ISAACSON: More than 20 years ago, you were on the cover of “Time” magazine because you helped lead the teams that sequenced the human genome. In other words, find out exactly where our genes are coded in our DNA. That didn’t actually lead to as much as we thought it would. But now, with the advent of the use of RNA and messenger RNA, we’re actually being able to make use of what you did more than 20 years ago. Tell me about what’s happening now that makes what you did in sequencing the human genome so important now?
DR. COLLINS: Well, it’s involved in almost everything we’re doing in medical research. And, Walter, there’s a first law of technology, which is a major scientific advance always is overestimated in the short run and underestimated in the long run. I think that’s true of the human genome project. There were people saying, this is going to transform your medical care in the next two years, and that was fanciful and there’s no way that could happen. I will say, it has transformed aspects of medical care, like cancer, for instance, where almost everyone who gets a cancer will want to know, what’s the genome sequence of the tumor cells and how could you use that in choosing therapy. It’s transformed management of mysterious cases in the newborn ICU, where you can get that genome sequence in two days and often make a diagnosis. And certainly, in the research area, it’s transformed everything we do in the laboratory. But you’re right, when it comes to RNA, which is, after all, the message that is produced from reading out a DNA sequence, that has become the mainstay of our best protection against COVID-19 and other infectious diseases with the mRNA vaccines. That took 25 years of hard work to get there. We just announced a few days ago a public/private partnership, the Bespoke Gene Therapy Consortium to try to see if we can accelerate the process working with FDA and about 10 companies and see whether we can regularize the approach to those gene disorders that are rare enough that they don’t get much attention but collectively involve about 30 million people. I’m pretty excited about that. And none of that would happen if it had not have been for the foundation provided by the Human Genome Project.
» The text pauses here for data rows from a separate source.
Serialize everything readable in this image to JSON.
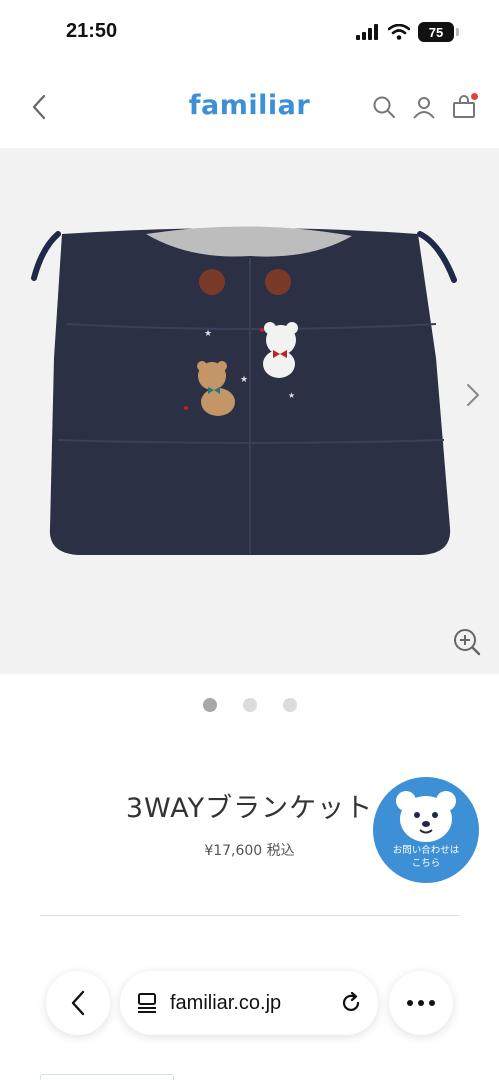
{
  "status": {
    "time": "21:50",
    "battery": "75"
  },
  "header": {
    "brand": "familiar",
    "icons": [
      "back-icon",
      "search-icon",
      "user-icon",
      "cart-icon"
    ]
  },
  "gallery": {
    "image_count": 3,
    "active_index": 0
  },
  "product": {
    "title": "3WAYブランケット",
    "price": "¥17,600",
    "tax_label": "税込"
  },
  "contact": {
    "line1": "お問い合わせは",
    "line2": "こちら"
  },
  "browser": {
    "url": "familiar.co.jp"
  },
  "colors": {
    "brand": "#3d8fd6",
    "cart_badge": "#e0413a",
    "product_navy": "#2b3045"
  }
}
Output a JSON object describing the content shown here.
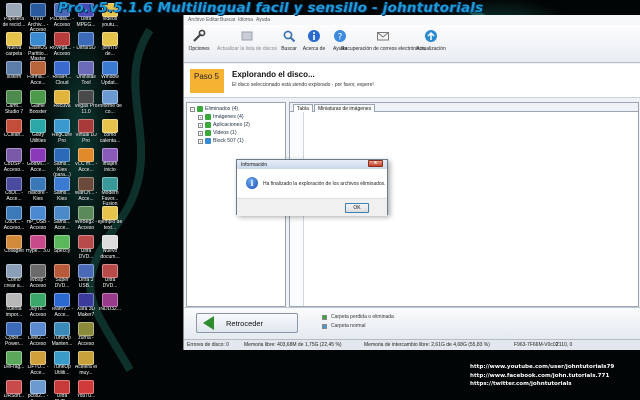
{
  "overlay_title": "Pro.v5.5.1.6 Multilingual facil y sensillo - johntutorials",
  "desktop": {
    "icons": [
      {
        "label": "Papelera de recicl...",
        "color": "#9aa8b8",
        "col": 0,
        "row": 0
      },
      {
        "label": "Nueva carpeta",
        "color": "#e6c34a",
        "col": 0,
        "row": 1
      },
      {
        "label": "sistem",
        "color": "#5c7da8",
        "col": 0,
        "row": 2
      },
      {
        "label": "Camt... Studio 7",
        "color": "#4d8a4d",
        "col": 0,
        "row": 3
      },
      {
        "label": "CClean...",
        "color": "#c44d3a",
        "col": 0,
        "row": 4
      },
      {
        "label": "CoDSP - Acceso...",
        "color": "#7a5aa8",
        "col": 0,
        "row": 5
      },
      {
        "label": "CoDi... - Acce...",
        "color": "#4a4a9e",
        "col": 0,
        "row": 6
      },
      {
        "label": "CoDr... - Acceso...",
        "color": "#3a7ab8",
        "col": 0,
        "row": 7
      },
      {
        "label": "Collagelt",
        "color": "#d08a3a",
        "col": 0,
        "row": 8
      },
      {
        "label": "Cómo crear a...",
        "color": "#8aa0b8",
        "col": 0,
        "row": 9
      },
      {
        "label": "cuenta impor...",
        "color": "#b8b8b8",
        "col": 0,
        "row": 10
      },
      {
        "label": "Cyber... Power...",
        "color": "#3a6ab8",
        "col": 0,
        "row": 11
      },
      {
        "label": "DeFrag...",
        "color": "#5aa85a",
        "col": 0,
        "row": 12
      },
      {
        "label": "DRSoft...",
        "color": "#c84a4a",
        "col": 0,
        "row": 13
      },
      {
        "label": "DVD Archiv... - Acceso",
        "color": "#2a5a9e",
        "col": 1,
        "row": 0
      },
      {
        "label": "EaseUS Partitio... Master",
        "color": "#3a8ad0",
        "col": 1,
        "row": 1
      },
      {
        "label": "Forma... - Acce...",
        "color": "#b8643a",
        "col": 1,
        "row": 2
      },
      {
        "label": "Game Booster",
        "color": "#4a9a4a",
        "col": 1,
        "row": 3
      },
      {
        "label": "Glary Utilities",
        "color": "#2aa8a8",
        "col": 1,
        "row": 4
      },
      {
        "label": "GodMi... - Acce...",
        "color": "#8a3ab8",
        "col": 1,
        "row": 5
      },
      {
        "label": "halcore - Kies",
        "color": "#3a78b8",
        "col": 1,
        "row": 6
      },
      {
        "label": "HP_USB - Acceso",
        "color": "#4a8ad0",
        "col": 1,
        "row": 7
      },
      {
        "label": "Hype... 3.0",
        "color": "#c84a8a",
        "col": 1,
        "row": 8
      },
      {
        "label": "IwBsp - Acceso",
        "color": "#6a6a6a",
        "col": 1,
        "row": 9
      },
      {
        "label": "JoyTo... Acceso",
        "color": "#3aa86a",
        "col": 1,
        "row": 10
      },
      {
        "label": "LiveU... - Acceso",
        "color": "#5a8ad0",
        "col": 1,
        "row": 11
      },
      {
        "label": "LiFTO... - Acce...",
        "color": "#d0a03a",
        "col": 1,
        "row": 12
      },
      {
        "label": "pcos2... - Acce...",
        "color": "#6a9ad0",
        "col": 1,
        "row": 13
      },
      {
        "label": "PLData... - Acceso",
        "color": "#4a6ab8",
        "col": 2,
        "row": 0
      },
      {
        "label": "R6Vega... - Acceso",
        "color": "#b83a3a",
        "col": 2,
        "row": 1
      },
      {
        "label": "RealPl... Cloud",
        "color": "#3a6ad0",
        "col": 2,
        "row": 2
      },
      {
        "label": "Recuva",
        "color": "#e0b43a",
        "col": 2,
        "row": 3
      },
      {
        "label": "RegCure Pro",
        "color": "#3a9ad0",
        "col": 2,
        "row": 4
      },
      {
        "label": "Sams... Kies (para...)",
        "color": "#2a6ab8",
        "col": 2,
        "row": 5
      },
      {
        "label": "Sams... Kies",
        "color": "#3a7ad0",
        "col": 2,
        "row": 6
      },
      {
        "label": "Sams... Acce...",
        "color": "#4a8ac8",
        "col": 2,
        "row": 7
      },
      {
        "label": "Speccy",
        "color": "#5ab85a",
        "col": 2,
        "row": 8
      },
      {
        "label": "Super DVD...",
        "color": "#b85a3a",
        "col": 2,
        "row": 9
      },
      {
        "label": "TeamV... - Acce...",
        "color": "#2a6ad0",
        "col": 2,
        "row": 10
      },
      {
        "label": "TuneUp Manten...",
        "color": "#3a8ab8",
        "col": 2,
        "row": 11
      },
      {
        "label": "TuneUp Utiliti...",
        "color": "#3a9ac8",
        "col": 2,
        "row": 12
      },
      {
        "label": "Ultra DVD...",
        "color": "#c83a3a",
        "col": 2,
        "row": 13
      },
      {
        "label": "Ultra MPEG...",
        "color": "#4a4ab8",
        "col": 3,
        "row": 0
      },
      {
        "label": "UltraISO",
        "color": "#3a6ab8",
        "col": 3,
        "row": 1
      },
      {
        "label": "Uninstall Tool",
        "color": "#6a6ab8",
        "col": 3,
        "row": 2
      },
      {
        "label": "Vegas Pro 11.0",
        "color": "#4a4a4a",
        "col": 3,
        "row": 3
      },
      {
        "label": "Virtual DJ Pro",
        "color": "#a83a3a",
        "col": 3,
        "row": 4
      },
      {
        "label": "VLC m... - Acce...",
        "color": "#e08a2a",
        "col": 3,
        "row": 5
      },
      {
        "label": "WarCh... - Acce...",
        "color": "#6a4a3a",
        "col": 3,
        "row": 6
      },
      {
        "label": "WeBeg2 - Acceso",
        "color": "#5a8a5a",
        "col": 3,
        "row": 7
      },
      {
        "label": "Ultra DVD...",
        "color": "#b84a4a",
        "col": 3,
        "row": 8
      },
      {
        "label": "Ultra 3 USB...",
        "color": "#4a6ab8",
        "col": 3,
        "row": 9
      },
      {
        "label": "Xara 3D Maker7",
        "color": "#3a3a9a",
        "col": 3,
        "row": 10
      },
      {
        "label": "zurna - Acceso",
        "color": "#8a8a3a",
        "col": 3,
        "row": 11
      },
      {
        "label": "Acelera el muy...",
        "color": "#c8a03a",
        "col": 3,
        "row": 12
      },
      {
        "label": "YouTu...",
        "color": "#d03a3a",
        "col": 3,
        "row": 13
      },
      {
        "label": "videos youtu...",
        "color": "#e6c34a",
        "col": 4,
        "row": 0
      },
      {
        "label": "john79 de...",
        "color": "#e6c34a",
        "col": 4,
        "row": 1
      },
      {
        "label": "Window Updat...",
        "color": "#3a7ad0",
        "col": 4,
        "row": 2
      },
      {
        "label": "Informe de co...",
        "color": "#6a9ad0",
        "col": 4,
        "row": 3
      },
      {
        "label": "como calenta...",
        "color": "#e6c34a",
        "col": 4,
        "row": 4
      },
      {
        "label": "imajen inicio",
        "color": "#8a5ab8",
        "col": 4,
        "row": 5
      },
      {
        "label": "Modern Favor... Fusion",
        "color": "#3a9a9a",
        "col": 4,
        "row": 6
      },
      {
        "label": "ejemplo de text...",
        "color": "#e6c34a",
        "col": 4,
        "row": 7
      },
      {
        "label": "Nuevo docum...",
        "color": "#dcdcdc",
        "col": 4,
        "row": 8
      },
      {
        "label": "Ultra DVD...",
        "color": "#b84a4a",
        "col": 4,
        "row": 9
      },
      {
        "label": "INDD32...",
        "color": "#9a3a8a",
        "col": 4,
        "row": 10
      }
    ]
  },
  "app": {
    "menu": [
      "Archivo",
      "Editar",
      "Buscar",
      "Idioma",
      "Ayuda"
    ],
    "toolbar": [
      {
        "label": "Opciones",
        "icon": "wrench-icon",
        "dim": false
      },
      {
        "label": "Actualizar la lista de discos",
        "icon": "refresh-icon",
        "dim": true
      },
      {
        "label": "Buscar",
        "icon": "search-icon",
        "dim": false
      },
      {
        "label": "Acerca de",
        "icon": "info-icon",
        "dim": false
      },
      {
        "label": "Ayuda",
        "icon": "help-icon",
        "dim": false
      },
      {
        "label": "Recuperación de correos electrónicos",
        "icon": "mail-icon",
        "dim": false
      },
      {
        "label": "Actualización",
        "icon": "update-icon",
        "dim": false
      }
    ],
    "step": {
      "badge": "Paso 5",
      "title": "Explorando el disco...",
      "subtitle": "El disco seleccionado está siendo explorado - por favor, espere!"
    },
    "tree": [
      {
        "label": "Eliminados (4)",
        "level": 0,
        "color": "#3aa83a"
      },
      {
        "label": "Imágenes (4)",
        "level": 1,
        "color": "#3aa83a"
      },
      {
        "label": "Aplicaciones (2)",
        "level": 1,
        "color": "#3aa83a"
      },
      {
        "label": "Videos (1)",
        "level": 1,
        "color": "#3aa83a"
      },
      {
        "label": "Block 507 (1)",
        "level": 1,
        "color": "#3a8ad0"
      }
    ],
    "tabs": [
      "Tabla",
      "Miniaturas de imágenes"
    ],
    "back_button": "Retroceder",
    "legend": [
      {
        "label": "Carpeta perdida o eliminada",
        "color": "#3aa83a"
      },
      {
        "label": "Carpeta normal",
        "color": "#4a9ad0"
      }
    ],
    "status": [
      "Errores de disco: 0",
      "Memoria libre: 403,68M de 1,75G (22,45 %)",
      "Memoria de intercambio libre: 2,61G de 4,68G (55,83 %)",
      "F963-7F66M-V0c02",
      "2110, 0"
    ]
  },
  "dialog": {
    "title": "Información",
    "close": "x",
    "message": "Ha finalizado la exploración de los archivos eliminados.",
    "ok": "OK",
    "icon": "info-icon"
  },
  "social_links": [
    "http://www.youtube.com/user/johntutorials79",
    "http://www.facebook.com/john.tutorials.771",
    "https://twitter.com/johntutorials"
  ]
}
ISAACSON: As you retire, you’re going to still need to make a living. Do you think your Affordable Rock ‘n’ Roll Act might actually be something you could take on the road?
DR. COLLINS: Well, it might be fun do that, but I don’t think I would count on that to be particularly profitable. We do have a good time. The Affordable Rock ‘n’ Roll Act is all made up of scientists who have day jobs in the clinic or the laboratory, but they’re all pretty amazing bunch of musicians and we do have a good time, 10 or 12 of us, depending on who is available. And yes, I think we make some pretty good music. And when — you know, Walter, when you’re out there with the band is really clicking and you got people, hundreds of them out dancing, it’s an experience that you don’t want to pass up. We have had to pass it up for two years because of COVID. I hope we are going to be able to get back out there soon.
ISAACSON: Dr. Francis Collins, thank you so much for joining us.
DR. COLLINS: Great to talk to you. It was a fun conversation.
About This Episode EXPAND
Boris Johnson discusses efforts to reduce carbon emissions and the state of the pandemic in the UK. John Kerry discusses the progress being made at the COP26 summit. NIH Director Dr. Francis Collins discusses misinformation and vaccine hesitancy.LEARN MORE